The purpose of History 222 was to analyze the political, cultural, diplomatic, and societal forces from 1877 to modern times. This class had an emphasis on the use of primary and secondary sources to examine different historical perspectives. Throughout the semester we watched Crash Course videos, historical films, and annotated documents to gain insight of this period historical significance.
I enjoyed this class so much that I was inspired to get a minor in History so that I could take more class and become better educated in the history of the United States. When class first started I found analyzing and discussion guides challenging. Discussion guides were challenging because the author does not always specifically state his thesis so I had to look beyond the document sometimes to find the purpose or the significance of why the author wrote that article. However, as the semester continued I found analyzing and filling our discussion guides became easier. I was surprised to find that the Professor wanted us to speak up and contribute to class discussions as much as possible. I found that this was the easier part of the class by simply answering questions or providing my insight to the discussions. I also enjoyed how this class did not focus on just writing history papers, instead we were able to take our class notes, lecture materials, secondary sources, primary sources, discussion guides, and film notes to craft a argument and use all of our resources to justify the argument. I learned a lot about myself in this class. I mostly learned about my love of historical places, cultures, ethnicity, and socioeconomic backgrounds.
I have provided the link to my final exam in this class. The importance of this assignment is that I was able to pick a topic thoroughly covered in class and showcase how it has been portrayed throughout history from 1877 to modern times by using all the resources provided to me throughout the semester.

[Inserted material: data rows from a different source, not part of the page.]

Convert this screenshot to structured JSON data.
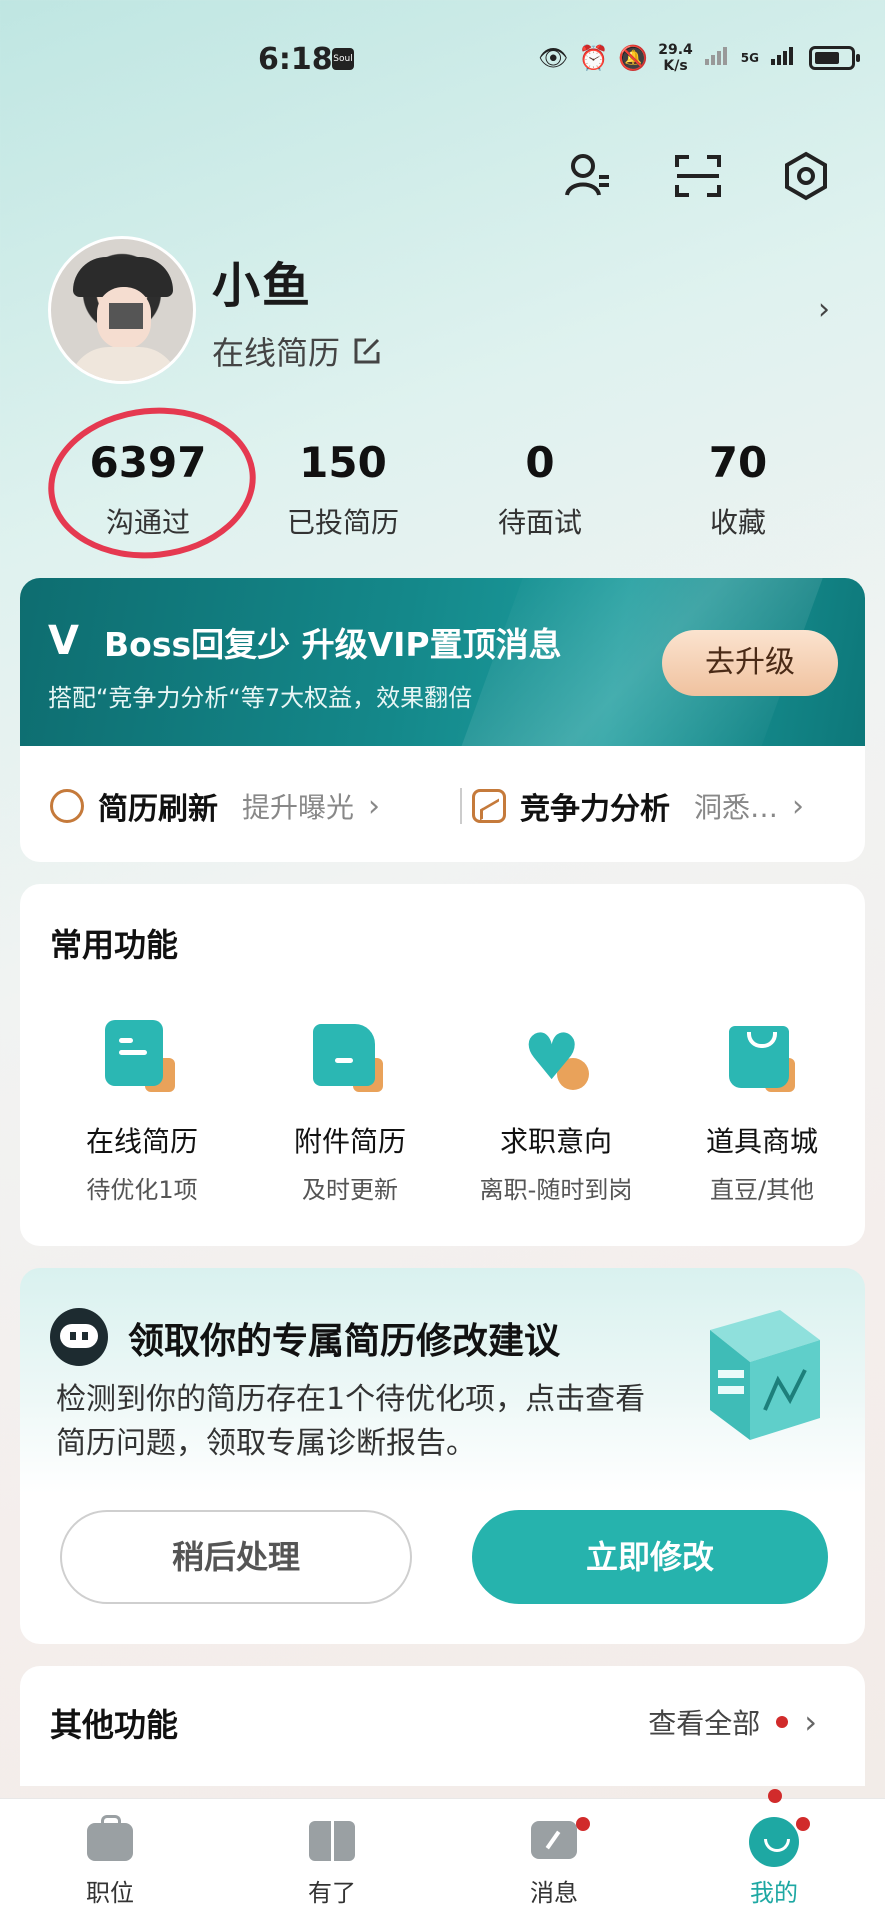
{
  "status_bar": {
    "time": "6:18",
    "sim_label": "Soul",
    "net_speed_top": "29.4",
    "net_speed_bottom": "K/s",
    "signal_label": "5G"
  },
  "profile": {
    "name": "小鱼",
    "resume_link": "在线简历"
  },
  "stats": [
    {
      "value": "6397",
      "label": "沟通过"
    },
    {
      "value": "150",
      "label": "已投简历"
    },
    {
      "value": "0",
      "label": "待面试"
    },
    {
      "value": "70",
      "label": "收藏"
    }
  ],
  "vip_banner": {
    "logo": "V",
    "title": "Boss回复少 升级VIP置顶消息",
    "subtitle": "搭配“竞争力分析“等7大权益，效果翻倍",
    "button": "去升级"
  },
  "quick_links": [
    {
      "title": "简历刷新",
      "desc": "提升曝光"
    },
    {
      "title": "竞争力分析",
      "desc": "洞悉…"
    }
  ],
  "common_functions": {
    "title": "常用功能",
    "items": [
      {
        "name": "在线简历",
        "sub": "待优化1项"
      },
      {
        "name": "附件简历",
        "sub": "及时更新"
      },
      {
        "name": "求职意向",
        "sub": "离职-随时到岗"
      },
      {
        "name": "道具商城",
        "sub": "直豆/其他"
      }
    ]
  },
  "resume_advice": {
    "title": "领取你的专属简历修改建议",
    "body": "检测到你的简历存在1个待优化项，点击查看简历问题，领取专属诊断报告。",
    "later_button": "稍后处理",
    "now_button": "立即修改"
  },
  "other_functions": {
    "title": "其他功能",
    "view_all": "查看全部"
  },
  "tabbar": [
    {
      "label": "职位"
    },
    {
      "label": "有了"
    },
    {
      "label": "消息"
    },
    {
      "label": "我的"
    }
  ],
  "colors": {
    "accent": "#26b3ad",
    "vip_bg": "#14888a",
    "annotation_circle": "#e53950",
    "badge_red": "#d12b2b"
  }
}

Cierra White, “7 Ways that studying US History 1877 to Modern Times shapes the way you think about Inequality,” December 11, 2019.